- **What to do**:
Within the records, find every line that includes the word "duration" and copy it.

*** Supplied material ***

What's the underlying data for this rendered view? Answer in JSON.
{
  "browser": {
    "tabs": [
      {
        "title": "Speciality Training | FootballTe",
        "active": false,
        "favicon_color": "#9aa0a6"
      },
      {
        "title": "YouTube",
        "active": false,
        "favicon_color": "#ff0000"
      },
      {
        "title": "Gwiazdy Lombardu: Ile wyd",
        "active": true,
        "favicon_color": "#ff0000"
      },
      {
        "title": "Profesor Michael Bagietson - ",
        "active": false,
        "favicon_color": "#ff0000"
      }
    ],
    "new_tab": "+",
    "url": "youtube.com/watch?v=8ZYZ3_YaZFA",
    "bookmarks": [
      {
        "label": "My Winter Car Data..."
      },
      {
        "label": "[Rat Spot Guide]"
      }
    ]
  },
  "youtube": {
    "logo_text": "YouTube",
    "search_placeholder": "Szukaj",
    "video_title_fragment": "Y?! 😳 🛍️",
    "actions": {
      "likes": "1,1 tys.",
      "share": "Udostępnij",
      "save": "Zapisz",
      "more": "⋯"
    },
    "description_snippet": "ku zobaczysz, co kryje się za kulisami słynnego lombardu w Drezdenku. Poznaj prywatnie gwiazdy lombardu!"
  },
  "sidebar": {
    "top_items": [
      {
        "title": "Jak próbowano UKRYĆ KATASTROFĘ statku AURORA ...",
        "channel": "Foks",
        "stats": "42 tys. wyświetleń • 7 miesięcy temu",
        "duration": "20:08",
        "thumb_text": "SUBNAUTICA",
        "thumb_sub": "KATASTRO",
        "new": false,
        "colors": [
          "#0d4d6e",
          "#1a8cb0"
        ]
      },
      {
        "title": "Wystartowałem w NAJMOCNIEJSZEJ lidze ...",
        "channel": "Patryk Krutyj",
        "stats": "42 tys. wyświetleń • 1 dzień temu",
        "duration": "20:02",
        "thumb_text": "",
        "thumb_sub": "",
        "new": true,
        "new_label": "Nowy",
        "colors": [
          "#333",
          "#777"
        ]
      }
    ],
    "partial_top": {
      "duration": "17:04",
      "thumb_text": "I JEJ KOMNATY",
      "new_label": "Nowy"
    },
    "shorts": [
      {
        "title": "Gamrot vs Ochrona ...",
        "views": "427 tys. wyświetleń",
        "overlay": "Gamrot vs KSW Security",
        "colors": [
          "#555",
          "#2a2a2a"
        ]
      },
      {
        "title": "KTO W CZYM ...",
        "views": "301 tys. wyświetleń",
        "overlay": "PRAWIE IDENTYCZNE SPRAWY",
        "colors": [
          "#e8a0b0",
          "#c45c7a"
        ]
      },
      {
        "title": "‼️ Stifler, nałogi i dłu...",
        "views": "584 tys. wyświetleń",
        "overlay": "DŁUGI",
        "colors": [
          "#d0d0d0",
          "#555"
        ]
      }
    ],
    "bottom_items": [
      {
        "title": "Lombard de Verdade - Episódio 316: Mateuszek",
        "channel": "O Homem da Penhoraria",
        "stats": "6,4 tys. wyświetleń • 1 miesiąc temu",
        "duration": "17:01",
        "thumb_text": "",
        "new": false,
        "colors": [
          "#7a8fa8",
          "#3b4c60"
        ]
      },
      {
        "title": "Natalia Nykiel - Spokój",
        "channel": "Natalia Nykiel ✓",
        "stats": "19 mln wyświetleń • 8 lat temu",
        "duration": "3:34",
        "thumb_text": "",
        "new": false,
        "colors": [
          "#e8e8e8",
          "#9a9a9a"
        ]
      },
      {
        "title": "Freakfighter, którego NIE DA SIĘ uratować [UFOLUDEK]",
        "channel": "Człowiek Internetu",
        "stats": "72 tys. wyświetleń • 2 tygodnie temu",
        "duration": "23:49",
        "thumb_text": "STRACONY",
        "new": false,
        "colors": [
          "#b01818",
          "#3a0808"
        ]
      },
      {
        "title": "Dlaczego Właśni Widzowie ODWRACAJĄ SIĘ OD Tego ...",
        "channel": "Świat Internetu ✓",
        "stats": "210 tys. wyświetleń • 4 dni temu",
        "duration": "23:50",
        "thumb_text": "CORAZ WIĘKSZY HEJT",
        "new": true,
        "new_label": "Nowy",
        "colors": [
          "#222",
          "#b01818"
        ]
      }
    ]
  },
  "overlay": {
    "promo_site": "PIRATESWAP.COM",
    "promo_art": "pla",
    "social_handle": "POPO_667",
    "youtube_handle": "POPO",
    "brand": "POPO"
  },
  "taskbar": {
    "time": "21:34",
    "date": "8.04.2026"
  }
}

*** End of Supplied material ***

- **Task solution**:
        "duration": "20:08",
        "duration": "20:02",
      "duration": "17:04",
        "duration": "17:01",
        "duration": "3:34",
        "duration": "23:49",
        "duration": "23:50",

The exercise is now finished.